Exercise aim: Every record below is to be retyped exactly, with any pictures left out.

Information supplied:
___

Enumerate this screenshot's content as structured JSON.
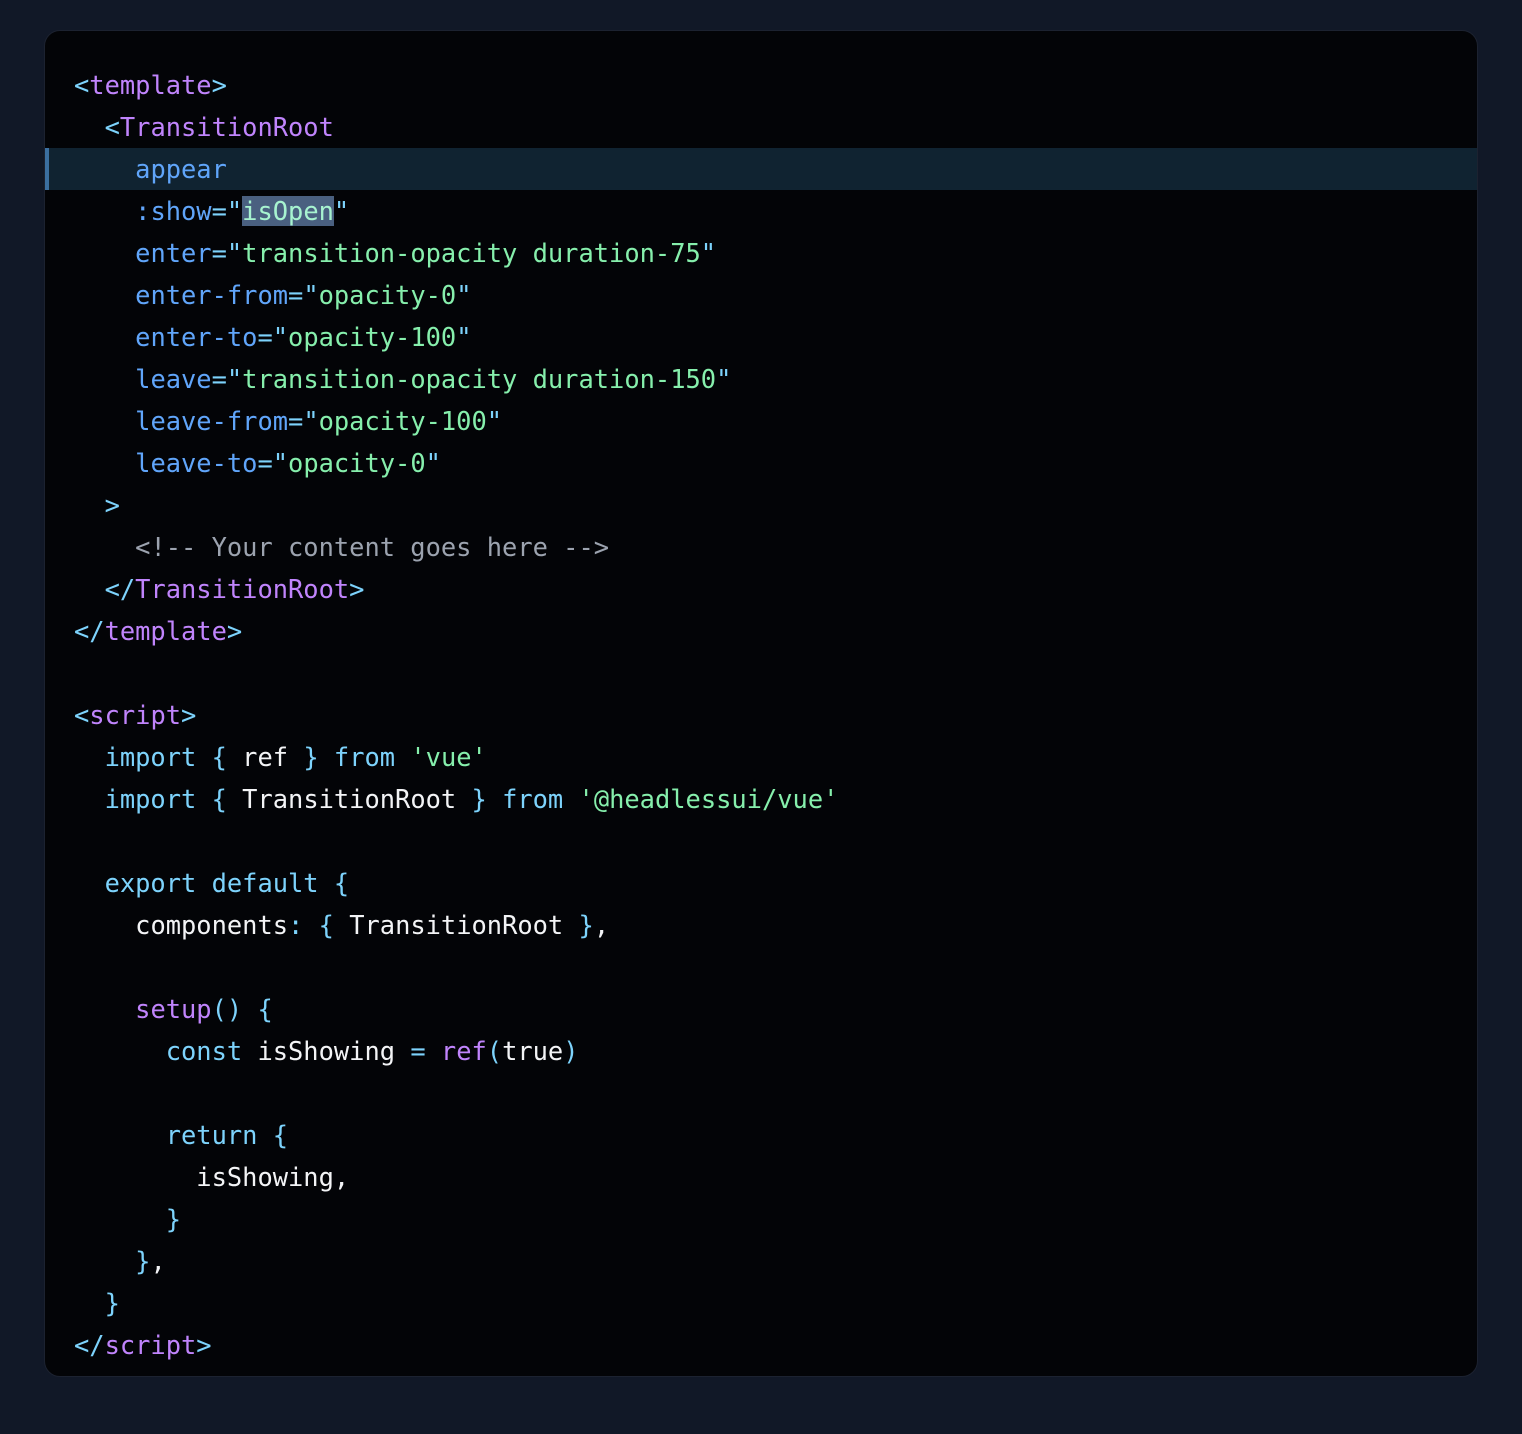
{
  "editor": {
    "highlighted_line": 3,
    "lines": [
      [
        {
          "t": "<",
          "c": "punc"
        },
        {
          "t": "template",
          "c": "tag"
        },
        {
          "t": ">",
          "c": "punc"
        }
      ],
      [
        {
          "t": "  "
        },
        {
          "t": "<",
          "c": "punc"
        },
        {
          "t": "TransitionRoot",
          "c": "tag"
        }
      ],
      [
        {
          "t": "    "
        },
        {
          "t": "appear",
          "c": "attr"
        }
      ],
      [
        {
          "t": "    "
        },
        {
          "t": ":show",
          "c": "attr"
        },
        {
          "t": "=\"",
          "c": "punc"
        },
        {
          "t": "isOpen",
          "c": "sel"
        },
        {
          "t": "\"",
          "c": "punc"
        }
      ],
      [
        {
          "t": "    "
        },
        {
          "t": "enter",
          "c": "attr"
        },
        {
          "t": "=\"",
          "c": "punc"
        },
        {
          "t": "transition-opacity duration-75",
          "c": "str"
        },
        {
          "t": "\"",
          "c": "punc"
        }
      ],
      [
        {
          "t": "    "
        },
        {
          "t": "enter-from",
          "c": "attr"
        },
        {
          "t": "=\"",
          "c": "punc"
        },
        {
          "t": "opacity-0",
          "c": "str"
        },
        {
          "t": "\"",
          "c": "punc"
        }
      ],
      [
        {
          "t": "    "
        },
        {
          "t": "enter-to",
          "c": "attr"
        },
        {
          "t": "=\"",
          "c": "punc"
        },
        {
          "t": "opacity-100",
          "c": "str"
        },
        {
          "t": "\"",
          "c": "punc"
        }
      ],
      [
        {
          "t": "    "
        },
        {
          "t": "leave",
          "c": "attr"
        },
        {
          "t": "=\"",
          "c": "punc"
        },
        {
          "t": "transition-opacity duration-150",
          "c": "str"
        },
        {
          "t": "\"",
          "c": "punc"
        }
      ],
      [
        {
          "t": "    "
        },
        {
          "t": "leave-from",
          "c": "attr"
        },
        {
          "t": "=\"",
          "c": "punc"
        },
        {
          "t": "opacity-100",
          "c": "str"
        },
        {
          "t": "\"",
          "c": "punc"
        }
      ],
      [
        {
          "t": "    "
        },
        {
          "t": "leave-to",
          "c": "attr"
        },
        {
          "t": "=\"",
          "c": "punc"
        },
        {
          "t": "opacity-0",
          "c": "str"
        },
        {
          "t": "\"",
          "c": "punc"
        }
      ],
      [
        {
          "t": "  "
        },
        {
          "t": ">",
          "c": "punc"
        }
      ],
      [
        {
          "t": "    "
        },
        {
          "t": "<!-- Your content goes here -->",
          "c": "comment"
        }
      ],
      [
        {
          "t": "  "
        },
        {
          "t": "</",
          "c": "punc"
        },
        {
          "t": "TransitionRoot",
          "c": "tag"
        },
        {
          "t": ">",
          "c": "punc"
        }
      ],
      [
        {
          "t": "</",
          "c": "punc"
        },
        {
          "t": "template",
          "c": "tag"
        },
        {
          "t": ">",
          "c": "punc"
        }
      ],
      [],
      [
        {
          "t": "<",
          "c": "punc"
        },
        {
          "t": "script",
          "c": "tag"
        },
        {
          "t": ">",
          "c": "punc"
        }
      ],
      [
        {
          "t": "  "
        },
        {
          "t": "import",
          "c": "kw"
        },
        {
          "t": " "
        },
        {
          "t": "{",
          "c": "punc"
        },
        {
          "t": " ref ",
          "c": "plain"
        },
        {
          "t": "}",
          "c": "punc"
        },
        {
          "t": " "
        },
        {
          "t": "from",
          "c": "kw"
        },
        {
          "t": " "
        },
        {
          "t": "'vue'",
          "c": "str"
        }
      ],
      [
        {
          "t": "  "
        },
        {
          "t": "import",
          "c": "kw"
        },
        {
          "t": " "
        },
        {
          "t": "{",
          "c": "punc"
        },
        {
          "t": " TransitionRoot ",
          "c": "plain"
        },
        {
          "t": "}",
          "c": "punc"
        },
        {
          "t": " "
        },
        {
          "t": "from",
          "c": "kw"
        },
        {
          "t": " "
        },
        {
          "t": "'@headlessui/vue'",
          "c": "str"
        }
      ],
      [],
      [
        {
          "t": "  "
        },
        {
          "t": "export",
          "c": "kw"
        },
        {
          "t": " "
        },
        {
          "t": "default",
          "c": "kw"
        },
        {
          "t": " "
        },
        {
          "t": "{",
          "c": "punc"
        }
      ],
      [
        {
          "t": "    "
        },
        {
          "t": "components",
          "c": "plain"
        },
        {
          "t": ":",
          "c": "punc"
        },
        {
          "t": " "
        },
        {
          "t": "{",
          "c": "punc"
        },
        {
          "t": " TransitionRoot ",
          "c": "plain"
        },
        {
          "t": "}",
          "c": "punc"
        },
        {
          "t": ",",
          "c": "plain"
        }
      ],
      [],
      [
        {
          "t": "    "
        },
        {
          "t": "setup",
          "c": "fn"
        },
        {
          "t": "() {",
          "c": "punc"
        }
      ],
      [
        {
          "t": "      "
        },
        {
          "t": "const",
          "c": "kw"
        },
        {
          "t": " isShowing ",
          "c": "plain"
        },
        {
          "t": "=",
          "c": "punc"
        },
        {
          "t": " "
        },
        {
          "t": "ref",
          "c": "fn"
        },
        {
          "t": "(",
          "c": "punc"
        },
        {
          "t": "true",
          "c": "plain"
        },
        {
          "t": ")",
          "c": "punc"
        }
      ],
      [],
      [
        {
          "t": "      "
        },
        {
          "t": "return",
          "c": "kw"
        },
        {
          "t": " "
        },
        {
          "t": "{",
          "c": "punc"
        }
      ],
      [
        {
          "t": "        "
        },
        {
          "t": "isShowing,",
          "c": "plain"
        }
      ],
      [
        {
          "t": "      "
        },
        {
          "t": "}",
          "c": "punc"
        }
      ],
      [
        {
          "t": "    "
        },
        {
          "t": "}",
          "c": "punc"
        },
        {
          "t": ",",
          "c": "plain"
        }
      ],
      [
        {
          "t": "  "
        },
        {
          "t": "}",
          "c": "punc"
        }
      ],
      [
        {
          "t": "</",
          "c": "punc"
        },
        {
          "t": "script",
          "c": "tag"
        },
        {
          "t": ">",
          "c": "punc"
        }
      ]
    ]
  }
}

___

Solution to the exercise:
Enumerate this screenshot's content as structured JSON.
{
  "editor": {
    "highlighted_line": 3,
    "lines": [
      [
        {
          "t": "<",
          "c": "punc"
        },
        {
          "t": "template",
          "c": "tag"
        },
        {
          "t": ">",
          "c": "punc"
        }
      ],
      [
        {
          "t": "  "
        },
        {
          "t": "<",
          "c": "punc"
        },
        {
          "t": "TransitionRoot",
          "c": "tag"
        }
      ],
      [
        {
          "t": "    "
        },
        {
          "t": "appear",
          "c": "attr"
        }
      ],
      [
        {
          "t": "    "
        },
        {
          "t": ":show",
          "c": "attr"
        },
        {
          "t": "=\"",
          "c": "punc"
        },
        {
          "t": "isOpen",
          "c": "sel"
        },
        {
          "t": "\"",
          "c": "punc"
        }
      ],
      [
        {
          "t": "    "
        },
        {
          "t": "enter",
          "c": "attr"
        },
        {
          "t": "=\"",
          "c": "punc"
        },
        {
          "t": "transition-opacity duration-75",
          "c": "str"
        },
        {
          "t": "\"",
          "c": "punc"
        }
      ],
      [
        {
          "t": "    "
        },
        {
          "t": "enter-from",
          "c": "attr"
        },
        {
          "t": "=\"",
          "c": "punc"
        },
        {
          "t": "opacity-0",
          "c": "str"
        },
        {
          "t": "\"",
          "c": "punc"
        }
      ],
      [
        {
          "t": "    "
        },
        {
          "t": "enter-to",
          "c": "attr"
        },
        {
          "t": "=\"",
          "c": "punc"
        },
        {
          "t": "opacity-100",
          "c": "str"
        },
        {
          "t": "\"",
          "c": "punc"
        }
      ],
      [
        {
          "t": "    "
        },
        {
          "t": "leave",
          "c": "attr"
        },
        {
          "t": "=\"",
          "c": "punc"
        },
        {
          "t": "transition-opacity duration-150",
          "c": "str"
        },
        {
          "t": "\"",
          "c": "punc"
        }
      ],
      [
        {
          "t": "    "
        },
        {
          "t": "leave-from",
          "c": "attr"
        },
        {
          "t": "=\"",
          "c": "punc"
        },
        {
          "t": "opacity-100",
          "c": "str"
        },
        {
          "t": "\"",
          "c": "punc"
        }
      ],
      [
        {
          "t": "    "
        },
        {
          "t": "leave-to",
          "c": "attr"
        },
        {
          "t": "=\"",
          "c": "punc"
        },
        {
          "t": "opacity-0",
          "c": "str"
        },
        {
          "t": "\"",
          "c": "punc"
        }
      ],
      [
        {
          "t": "  "
        },
        {
          "t": ">",
          "c": "punc"
        }
      ],
      [
        {
          "t": "    "
        },
        {
          "t": "<!-- Your content goes here -->",
          "c": "comment"
        }
      ],
      [
        {
          "t": "  "
        },
        {
          "t": "</",
          "c": "punc"
        },
        {
          "t": "TransitionRoot",
          "c": "tag"
        },
        {
          "t": ">",
          "c": "punc"
        }
      ],
      [
        {
          "t": "</",
          "c": "punc"
        },
        {
          "t": "template",
          "c": "tag"
        },
        {
          "t": ">",
          "c": "punc"
        }
      ],
      [],
      [
        {
          "t": "<",
          "c": "punc"
        },
        {
          "t": "script",
          "c": "tag"
        },
        {
          "t": ">",
          "c": "punc"
        }
      ],
      [
        {
          "t": "  "
        },
        {
          "t": "import",
          "c": "kw"
        },
        {
          "t": " "
        },
        {
          "t": "{",
          "c": "punc"
        },
        {
          "t": " ref ",
          "c": "plain"
        },
        {
          "t": "}",
          "c": "punc"
        },
        {
          "t": " "
        },
        {
          "t": "from",
          "c": "kw"
        },
        {
          "t": " "
        },
        {
          "t": "'vue'",
          "c": "str"
        }
      ],
      [
        {
          "t": "  "
        },
        {
          "t": "import",
          "c": "kw"
        },
        {
          "t": " "
        },
        {
          "t": "{",
          "c": "punc"
        },
        {
          "t": " TransitionRoot ",
          "c": "plain"
        },
        {
          "t": "}",
          "c": "punc"
        },
        {
          "t": " "
        },
        {
          "t": "from",
          "c": "kw"
        },
        {
          "t": " "
        },
        {
          "t": "'@headlessui/vue'",
          "c": "str"
        }
      ],
      [],
      [
        {
          "t": "  "
        },
        {
          "t": "export",
          "c": "kw"
        },
        {
          "t": " "
        },
        {
          "t": "default",
          "c": "kw"
        },
        {
          "t": " "
        },
        {
          "t": "{",
          "c": "punc"
        }
      ],
      [
        {
          "t": "    "
        },
        {
          "t": "components",
          "c": "plain"
        },
        {
          "t": ":",
          "c": "punc"
        },
        {
          "t": " "
        },
        {
          "t": "{",
          "c": "punc"
        },
        {
          "t": " TransitionRoot ",
          "c": "plain"
        },
        {
          "t": "}",
          "c": "punc"
        },
        {
          "t": ",",
          "c": "plain"
        }
      ],
      [],
      [
        {
          "t": "    "
        },
        {
          "t": "setup",
          "c": "fn"
        },
        {
          "t": "() {",
          "c": "punc"
        }
      ],
      [
        {
          "t": "      "
        },
        {
          "t": "const",
          "c": "kw"
        },
        {
          "t": " isShowing ",
          "c": "plain"
        },
        {
          "t": "=",
          "c": "punc"
        },
        {
          "t": " "
        },
        {
          "t": "ref",
          "c": "fn"
        },
        {
          "t": "(",
          "c": "punc"
        },
        {
          "t": "true",
          "c": "plain"
        },
        {
          "t": ")",
          "c": "punc"
        }
      ],
      [],
      [
        {
          "t": "      "
        },
        {
          "t": "return",
          "c": "kw"
        },
        {
          "t": " "
        },
        {
          "t": "{",
          "c": "punc"
        }
      ],
      [
        {
          "t": "        "
        },
        {
          "t": "isShowing,",
          "c": "plain"
        }
      ],
      [
        {
          "t": "      "
        },
        {
          "t": "}",
          "c": "punc"
        }
      ],
      [
        {
          "t": "    "
        },
        {
          "t": "}",
          "c": "punc"
        },
        {
          "t": ",",
          "c": "plain"
        }
      ],
      [
        {
          "t": "  "
        },
        {
          "t": "}",
          "c": "punc"
        }
      ],
      [
        {
          "t": "</",
          "c": "punc"
        },
        {
          "t": "script",
          "c": "tag"
        },
        {
          "t": ">",
          "c": "punc"
        }
      ]
    ]
  }
}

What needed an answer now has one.